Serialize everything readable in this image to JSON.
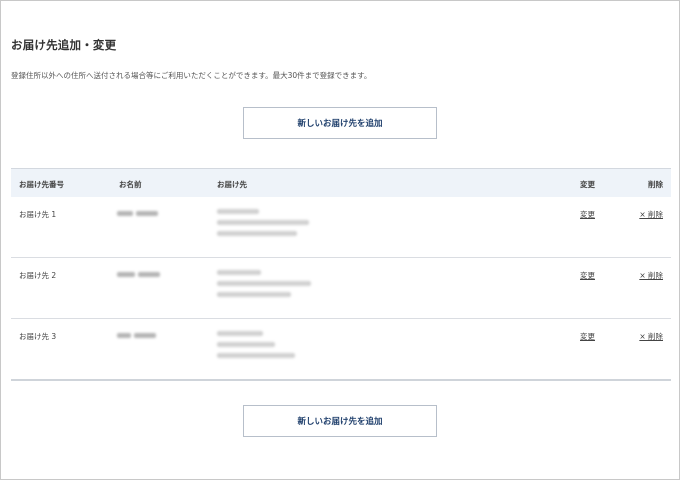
{
  "page": {
    "title": "お届け先追加・変更",
    "description": "登録住所以外への住所へ送付される場合等にご利用いただくことができます。最大30件まで登録できます。",
    "add_button_label": "新しいお届け先を追加"
  },
  "table": {
    "headers": {
      "number": "お届け先番号",
      "name": "お名前",
      "address": "お届け先",
      "edit": "変更",
      "delete": "削除"
    },
    "rows": [
      {
        "number": "お届け先 1",
        "edit_label": "変更",
        "delete_label": "× 削除"
      },
      {
        "number": "お届け先 2",
        "edit_label": "変更",
        "delete_label": "× 削除"
      },
      {
        "number": "お届け先 3",
        "edit_label": "変更",
        "delete_label": "× 削除"
      }
    ]
  },
  "colors": {
    "header_bg": "#eef3f9",
    "link": "#2d64a8",
    "button_text": "#1f3f6c",
    "button_border": "#b7bfca"
  }
}
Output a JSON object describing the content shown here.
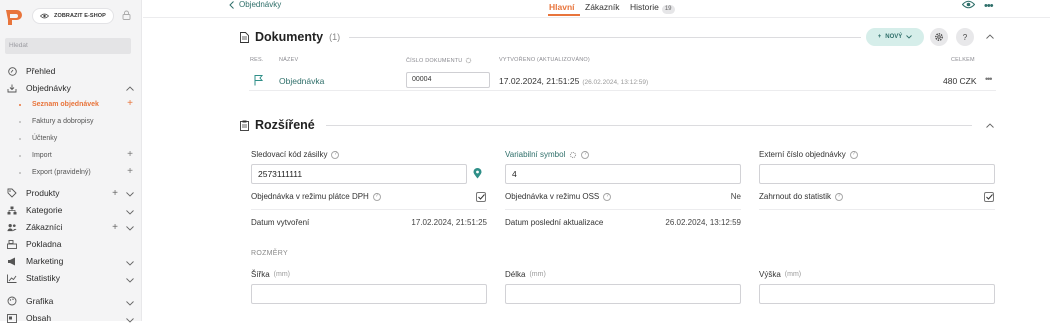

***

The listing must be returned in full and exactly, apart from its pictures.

» **TASK OUTPUT**
Serialize everything readable in this image to JSON.
{
  "page": {
    "title": "お届け先追加・変更",
    "description": "登録住所以外への住所へ送付される場合等にご利用いただくことができます。最大30件まで登録できます。",
    "add_button_label": "新しいお届け先を追加"
  },
  "table": {
    "headers": {
      "number": "お届け先番号",
      "name": "お名前",
      "address": "お届け先",
      "edit": "変更",
      "delete": "削除"
    },
    "rows": [
      {
        "number": "お届け先 1",
        "edit_label": "変更",
        "delete_label": "× 削除"
      },
      {
        "number": "お届け先 2",
        "edit_label": "変更",
        "delete_label": "× 削除"
      },
      {
        "number": "お届け先 3",
        "edit_label": "変更",
        "delete_label": "× 削除"
      }
    ]
  },
  "colors": {
    "header_bg": "#eef3f9",
    "link": "#2d64a8",
    "button_text": "#1f3f6c",
    "button_border": "#b7bfca"
  }
}
Output a JSON object describing the content shown here.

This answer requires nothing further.